Nevel has been on tour! Around Nevel’s busy move, we liked to leave things be sometimes and go blow off steam with some of our best brewing friends. While at our place everything was in boxes, we finally had the space to brew fun side projects that we had been philosophizing about with our friends for months. From historic beers to real crushers, we’ve taken up the experiment. We’re releasing these collaborations in a 3-part series of unexpected beers: born of (unrealistic) ambition brewed to the finest conversations.
To celebrate this tour, we put the beers in a special look. To do so, we partnered up with a good friend of the brewery, a lady who doesn’t actually design beer labels, but wanted to give it a try: Anne van den Boogaard. This former Nijmegen illustrator is now known for her drawings for the Correspondent, the Volkskrant, and her prints for Scotch & Soda. With a colorful pallet and Dali-like, psychedelic landscapes, she knows how to make each commission her own. This tour was a little celebration for Nevel and we got to show it in the labels! Beautiful they are, aren’t they? You can see more of her work on her website and instagram (www.annevandenboogaard.com and @annevandenboogaard), who knows you may have come across her work before, she also made the poster for the inclusive movement @donttolerateintolerance.
You could call us and our beers a little strange. So it’s not an unexpected choice that we joined forces with Butcher’s Tears. A mysterious, small brewery in Amsterdam’s Oud-Zuid district. Run by two Swedish old squatters and a German idealist, they’ve been making historic, English-style beers for a few years now. We are big fans and have wanted to make a historic beer together for years. So said and now, finally, so done. It became a blonde beer, with the secret, wild culture of Butcher’s Tears, to which we added home-picked gale, an herb that used to be used to brew beer, when hops could not be found in Europe. For the grains, we also chose a historic variety: Chevalier. This grain was very common in the 18th century for beers: it tastes very good, however, there were other grains that yielded slightly more in cultivation and so the Chevalier disappeared from the scene. Fortunately, we found someone who still grows these grains. It was a very long day of brewing, where we philosophized together in the dark, in silence, while enjoying a tea ceremony led by our own Mattias. A beer to drink by a fireside or during a punk concert. Do with it what you want. As long as you enjoy it.

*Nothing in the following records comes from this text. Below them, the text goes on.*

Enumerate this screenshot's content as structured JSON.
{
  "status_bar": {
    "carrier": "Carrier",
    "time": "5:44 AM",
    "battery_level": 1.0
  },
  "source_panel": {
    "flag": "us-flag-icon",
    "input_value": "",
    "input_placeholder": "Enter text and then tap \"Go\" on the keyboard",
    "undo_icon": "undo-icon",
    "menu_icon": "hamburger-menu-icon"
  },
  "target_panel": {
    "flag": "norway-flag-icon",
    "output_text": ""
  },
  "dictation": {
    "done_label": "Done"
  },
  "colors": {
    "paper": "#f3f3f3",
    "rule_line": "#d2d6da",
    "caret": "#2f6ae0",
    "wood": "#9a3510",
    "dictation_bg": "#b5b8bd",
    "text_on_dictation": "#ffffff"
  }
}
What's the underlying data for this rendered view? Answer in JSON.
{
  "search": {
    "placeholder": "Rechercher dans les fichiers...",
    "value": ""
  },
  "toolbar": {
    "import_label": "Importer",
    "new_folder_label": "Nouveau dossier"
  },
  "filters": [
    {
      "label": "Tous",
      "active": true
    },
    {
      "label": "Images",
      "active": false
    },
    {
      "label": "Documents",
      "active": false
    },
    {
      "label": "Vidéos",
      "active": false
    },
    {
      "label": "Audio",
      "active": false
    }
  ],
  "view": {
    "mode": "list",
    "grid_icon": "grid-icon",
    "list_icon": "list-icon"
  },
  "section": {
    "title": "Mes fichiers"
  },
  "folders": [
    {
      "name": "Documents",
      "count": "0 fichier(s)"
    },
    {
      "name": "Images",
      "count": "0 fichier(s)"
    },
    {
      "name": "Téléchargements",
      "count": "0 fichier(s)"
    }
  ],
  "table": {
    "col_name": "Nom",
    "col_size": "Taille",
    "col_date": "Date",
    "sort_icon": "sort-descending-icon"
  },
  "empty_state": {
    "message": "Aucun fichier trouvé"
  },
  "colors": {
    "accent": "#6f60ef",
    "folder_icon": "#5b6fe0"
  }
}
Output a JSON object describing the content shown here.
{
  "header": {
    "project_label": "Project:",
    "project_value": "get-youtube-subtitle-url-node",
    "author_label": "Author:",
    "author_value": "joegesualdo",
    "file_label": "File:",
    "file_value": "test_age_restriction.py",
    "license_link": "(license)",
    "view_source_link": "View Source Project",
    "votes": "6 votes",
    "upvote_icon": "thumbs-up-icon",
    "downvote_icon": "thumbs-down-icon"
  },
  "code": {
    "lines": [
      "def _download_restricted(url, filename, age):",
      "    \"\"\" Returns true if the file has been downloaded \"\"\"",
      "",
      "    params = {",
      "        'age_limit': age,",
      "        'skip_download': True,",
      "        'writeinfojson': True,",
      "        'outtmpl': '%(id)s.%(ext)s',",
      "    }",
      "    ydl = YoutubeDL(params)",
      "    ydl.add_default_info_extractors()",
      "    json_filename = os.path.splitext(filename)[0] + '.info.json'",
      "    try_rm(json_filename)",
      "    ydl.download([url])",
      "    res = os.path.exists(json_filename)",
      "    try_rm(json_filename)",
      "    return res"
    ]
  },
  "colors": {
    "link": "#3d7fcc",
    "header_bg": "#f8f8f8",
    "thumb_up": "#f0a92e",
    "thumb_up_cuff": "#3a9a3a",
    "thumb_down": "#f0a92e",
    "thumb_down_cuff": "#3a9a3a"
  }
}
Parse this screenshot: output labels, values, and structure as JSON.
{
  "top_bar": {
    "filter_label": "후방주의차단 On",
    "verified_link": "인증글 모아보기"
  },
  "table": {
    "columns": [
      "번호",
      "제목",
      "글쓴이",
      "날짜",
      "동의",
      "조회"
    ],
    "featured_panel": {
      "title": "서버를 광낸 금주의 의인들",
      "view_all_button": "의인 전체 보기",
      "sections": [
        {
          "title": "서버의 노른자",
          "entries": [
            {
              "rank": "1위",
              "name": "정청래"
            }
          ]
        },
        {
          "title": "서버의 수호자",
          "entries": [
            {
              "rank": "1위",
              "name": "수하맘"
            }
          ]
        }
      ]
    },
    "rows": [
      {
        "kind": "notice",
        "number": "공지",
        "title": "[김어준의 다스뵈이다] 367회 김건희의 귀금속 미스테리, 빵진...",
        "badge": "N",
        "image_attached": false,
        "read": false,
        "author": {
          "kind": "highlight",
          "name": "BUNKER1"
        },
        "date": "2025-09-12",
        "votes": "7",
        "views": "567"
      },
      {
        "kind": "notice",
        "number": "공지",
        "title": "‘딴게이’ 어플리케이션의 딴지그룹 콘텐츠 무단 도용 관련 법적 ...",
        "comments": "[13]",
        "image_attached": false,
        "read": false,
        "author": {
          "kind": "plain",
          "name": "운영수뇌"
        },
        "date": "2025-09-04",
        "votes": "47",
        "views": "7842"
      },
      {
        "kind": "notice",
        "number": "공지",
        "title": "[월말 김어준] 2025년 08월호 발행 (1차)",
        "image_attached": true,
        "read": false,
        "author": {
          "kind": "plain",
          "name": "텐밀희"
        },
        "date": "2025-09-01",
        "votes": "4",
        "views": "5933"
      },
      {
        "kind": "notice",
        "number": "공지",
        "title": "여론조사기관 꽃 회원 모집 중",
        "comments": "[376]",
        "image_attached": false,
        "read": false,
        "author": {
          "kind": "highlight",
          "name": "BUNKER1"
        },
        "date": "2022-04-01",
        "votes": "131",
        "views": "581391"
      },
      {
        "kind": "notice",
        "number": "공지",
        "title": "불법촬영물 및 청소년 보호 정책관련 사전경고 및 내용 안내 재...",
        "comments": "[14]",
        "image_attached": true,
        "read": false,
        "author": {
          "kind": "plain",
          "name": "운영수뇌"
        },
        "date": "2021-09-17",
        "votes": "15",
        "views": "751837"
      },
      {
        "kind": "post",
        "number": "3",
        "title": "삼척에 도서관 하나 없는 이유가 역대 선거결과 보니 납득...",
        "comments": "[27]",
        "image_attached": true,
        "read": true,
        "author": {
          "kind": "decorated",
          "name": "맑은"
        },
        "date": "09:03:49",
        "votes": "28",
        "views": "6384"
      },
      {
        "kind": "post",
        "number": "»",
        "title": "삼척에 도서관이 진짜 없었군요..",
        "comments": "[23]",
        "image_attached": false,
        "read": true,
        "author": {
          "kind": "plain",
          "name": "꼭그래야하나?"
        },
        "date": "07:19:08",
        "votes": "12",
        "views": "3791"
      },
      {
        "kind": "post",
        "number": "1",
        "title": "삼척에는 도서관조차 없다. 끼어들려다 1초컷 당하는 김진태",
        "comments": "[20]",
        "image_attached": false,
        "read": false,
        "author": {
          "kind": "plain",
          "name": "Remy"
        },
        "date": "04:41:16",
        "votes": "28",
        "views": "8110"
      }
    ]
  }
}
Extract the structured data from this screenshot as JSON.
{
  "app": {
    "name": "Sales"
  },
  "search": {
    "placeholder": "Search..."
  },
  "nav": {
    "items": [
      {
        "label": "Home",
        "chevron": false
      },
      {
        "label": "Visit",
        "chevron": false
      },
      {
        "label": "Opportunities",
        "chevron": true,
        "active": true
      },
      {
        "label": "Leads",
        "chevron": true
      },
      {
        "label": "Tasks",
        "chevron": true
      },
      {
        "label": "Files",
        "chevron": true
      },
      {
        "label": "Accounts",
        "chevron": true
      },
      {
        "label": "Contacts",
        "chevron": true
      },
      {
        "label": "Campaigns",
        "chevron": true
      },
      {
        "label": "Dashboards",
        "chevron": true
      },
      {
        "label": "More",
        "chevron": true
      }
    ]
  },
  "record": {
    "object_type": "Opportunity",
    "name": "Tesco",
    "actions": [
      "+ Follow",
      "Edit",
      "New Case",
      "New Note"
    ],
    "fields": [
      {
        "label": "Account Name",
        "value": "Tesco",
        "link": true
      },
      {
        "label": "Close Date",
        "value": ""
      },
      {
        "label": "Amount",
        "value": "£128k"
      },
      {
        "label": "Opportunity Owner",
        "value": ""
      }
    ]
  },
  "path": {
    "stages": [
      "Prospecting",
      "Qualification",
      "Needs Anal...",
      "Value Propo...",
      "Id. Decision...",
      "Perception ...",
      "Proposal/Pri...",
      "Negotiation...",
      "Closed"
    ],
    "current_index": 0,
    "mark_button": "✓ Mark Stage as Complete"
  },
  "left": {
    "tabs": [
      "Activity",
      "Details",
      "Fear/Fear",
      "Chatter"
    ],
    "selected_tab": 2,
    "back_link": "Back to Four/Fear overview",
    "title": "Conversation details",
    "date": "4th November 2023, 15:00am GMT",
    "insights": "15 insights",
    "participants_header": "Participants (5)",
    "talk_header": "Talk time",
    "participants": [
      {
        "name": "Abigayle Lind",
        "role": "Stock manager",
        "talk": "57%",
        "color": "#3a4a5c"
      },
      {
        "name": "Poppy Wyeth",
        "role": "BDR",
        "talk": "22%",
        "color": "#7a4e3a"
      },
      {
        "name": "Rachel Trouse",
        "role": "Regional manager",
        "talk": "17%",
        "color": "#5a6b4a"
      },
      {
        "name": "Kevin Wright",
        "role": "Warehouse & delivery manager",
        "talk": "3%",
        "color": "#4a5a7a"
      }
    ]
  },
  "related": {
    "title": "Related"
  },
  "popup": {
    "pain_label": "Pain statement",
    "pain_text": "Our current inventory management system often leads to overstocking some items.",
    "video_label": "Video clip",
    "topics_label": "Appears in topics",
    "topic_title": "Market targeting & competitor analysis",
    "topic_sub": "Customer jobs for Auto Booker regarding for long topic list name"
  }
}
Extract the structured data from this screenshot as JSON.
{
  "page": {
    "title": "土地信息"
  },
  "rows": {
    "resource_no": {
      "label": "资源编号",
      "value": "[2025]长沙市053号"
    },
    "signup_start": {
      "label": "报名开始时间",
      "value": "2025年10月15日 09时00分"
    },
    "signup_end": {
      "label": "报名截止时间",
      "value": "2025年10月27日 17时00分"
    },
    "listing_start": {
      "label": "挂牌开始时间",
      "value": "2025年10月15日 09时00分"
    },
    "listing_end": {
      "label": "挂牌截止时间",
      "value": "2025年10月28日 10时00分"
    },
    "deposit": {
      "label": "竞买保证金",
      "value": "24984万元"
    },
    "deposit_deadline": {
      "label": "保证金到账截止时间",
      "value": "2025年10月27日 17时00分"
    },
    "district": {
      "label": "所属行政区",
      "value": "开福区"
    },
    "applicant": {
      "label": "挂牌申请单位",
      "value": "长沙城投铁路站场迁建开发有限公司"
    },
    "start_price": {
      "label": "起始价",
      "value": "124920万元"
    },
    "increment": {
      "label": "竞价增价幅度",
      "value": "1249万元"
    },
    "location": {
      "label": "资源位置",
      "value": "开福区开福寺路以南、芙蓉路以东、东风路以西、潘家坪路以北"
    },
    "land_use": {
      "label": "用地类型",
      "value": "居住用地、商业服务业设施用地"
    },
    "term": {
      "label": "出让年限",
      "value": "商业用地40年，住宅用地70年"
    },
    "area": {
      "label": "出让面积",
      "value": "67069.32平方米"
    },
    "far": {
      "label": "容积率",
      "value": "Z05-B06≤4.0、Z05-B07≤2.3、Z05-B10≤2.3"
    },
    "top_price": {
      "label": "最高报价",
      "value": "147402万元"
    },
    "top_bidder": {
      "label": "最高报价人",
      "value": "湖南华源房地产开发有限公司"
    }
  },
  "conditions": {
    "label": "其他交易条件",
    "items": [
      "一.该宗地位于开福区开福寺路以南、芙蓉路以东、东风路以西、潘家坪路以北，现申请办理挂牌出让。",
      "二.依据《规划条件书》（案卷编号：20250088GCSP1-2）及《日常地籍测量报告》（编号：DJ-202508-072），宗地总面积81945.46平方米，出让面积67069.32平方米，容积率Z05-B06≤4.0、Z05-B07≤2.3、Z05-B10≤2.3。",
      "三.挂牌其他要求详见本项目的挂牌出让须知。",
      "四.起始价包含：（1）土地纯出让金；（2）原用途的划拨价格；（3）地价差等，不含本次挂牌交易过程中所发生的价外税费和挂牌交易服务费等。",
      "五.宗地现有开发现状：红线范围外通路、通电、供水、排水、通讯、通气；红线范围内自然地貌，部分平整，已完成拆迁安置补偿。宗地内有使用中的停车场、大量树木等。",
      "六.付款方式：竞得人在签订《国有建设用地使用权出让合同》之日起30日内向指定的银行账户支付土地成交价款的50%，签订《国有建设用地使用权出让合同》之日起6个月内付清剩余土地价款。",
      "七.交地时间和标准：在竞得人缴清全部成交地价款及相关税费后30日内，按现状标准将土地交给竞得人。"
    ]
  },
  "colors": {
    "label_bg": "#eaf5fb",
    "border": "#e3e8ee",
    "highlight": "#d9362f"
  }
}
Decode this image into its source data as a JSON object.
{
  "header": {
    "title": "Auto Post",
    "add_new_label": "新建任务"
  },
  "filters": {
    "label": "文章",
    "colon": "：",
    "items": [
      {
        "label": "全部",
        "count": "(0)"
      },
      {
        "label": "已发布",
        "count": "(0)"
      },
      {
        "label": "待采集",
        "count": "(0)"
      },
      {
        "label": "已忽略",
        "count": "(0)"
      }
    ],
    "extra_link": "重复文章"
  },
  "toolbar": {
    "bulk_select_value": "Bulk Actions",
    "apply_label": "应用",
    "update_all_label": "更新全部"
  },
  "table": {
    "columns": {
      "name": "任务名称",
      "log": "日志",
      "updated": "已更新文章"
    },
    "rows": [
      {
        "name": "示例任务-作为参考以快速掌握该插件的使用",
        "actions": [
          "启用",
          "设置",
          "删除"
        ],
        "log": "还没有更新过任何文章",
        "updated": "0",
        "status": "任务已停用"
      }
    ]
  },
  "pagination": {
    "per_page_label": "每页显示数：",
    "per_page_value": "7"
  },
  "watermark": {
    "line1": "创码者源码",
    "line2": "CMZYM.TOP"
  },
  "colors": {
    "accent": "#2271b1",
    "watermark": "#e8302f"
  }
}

One of our friends from the very beginning are Julian Zarate and Todd Mauvais from brewery Poesiat & Kater. Perhaps a bit unexpected in this collab series, given that their repertoire employs a slightly different, more popular, style than ours. Still, Nevel’s love for Julian and Todd never dies and we, with them, don’t care what comes rolling off their brewery. In fact, these two gentlemen and the rest of team Poesiat are such a fun bunch, that we are too happy to work with them. You could say that this collab is of a very personal nature. For years we at Nevel have been joking that we would love to make a lager. Lager! Yes, a wild lager! You can just do that, can’t you? Well, actually no. Our wild culture can’t handle the cold and is top-fermented, which doesn’t really belong in a pils. But there was Poesiat and Kater: Yes, man, these low temperatures are fine, let’s go! Take your yeast culture to Amsterdam! Julian put his money where his mouth was and allowed us to make our very own Nevel lager at the Poesiat&Kater set-up at low temperature. We thought it unlikely that it would work and were afraid of infecting his entire brewery with our hungry wild yeasts, but with all of Julian’s enthusiasm (and actually our big lager dream) we set to work. Together we are releasing one of our greatest experiments ever: Nevel lager! And while we’re at it, let’s do it in cans as well. Extra shout out to the pioneer of wild lager: Julian. Thank you for this beautiful collaboration, with a wonderful result. Krisp is a wild Czech-style pilsner brewed with 10 g/L saaz hops and bottom fermented with Nevel wild house culture.
Note: Krisp is fermented at low temperature (bottom fermenting). Normally, we at Nevel ferment at high temperature (top-fermenting). This normally results in less residual sugars in the beer and therefore less CO2. However, in Krisp’s case there are quite a lot of residual sugars in the beer that can still be converted into CO2. The advice is therefore to drink Krisp fresh, not too long and to keep it cool. Drink the beer within 3 months, and you will be fine!
For us, an experimental Dutch tour naturally begins with friends from the very beginning: Brouwerij De Kromme Haring. We both started our breweries at about the same time and are, in our own way, self-willed dreamers who have proudly remained independent of the big players. Walking into De Kromme Haring feels like coming home and so it was not difficult for us to come up with a recipe together: we are simply going to do everything! We are brewing a beer that has everything: a mix of modern and historic. Think of mixing wild yeasts, fruits and spices, traditional turbid mashing, and then adding Galaxy hops before, during and after the boil, because we can. This beer has it all, yet has become deliciously drinkable, because that’s how we prefer to drink them ourselves, together.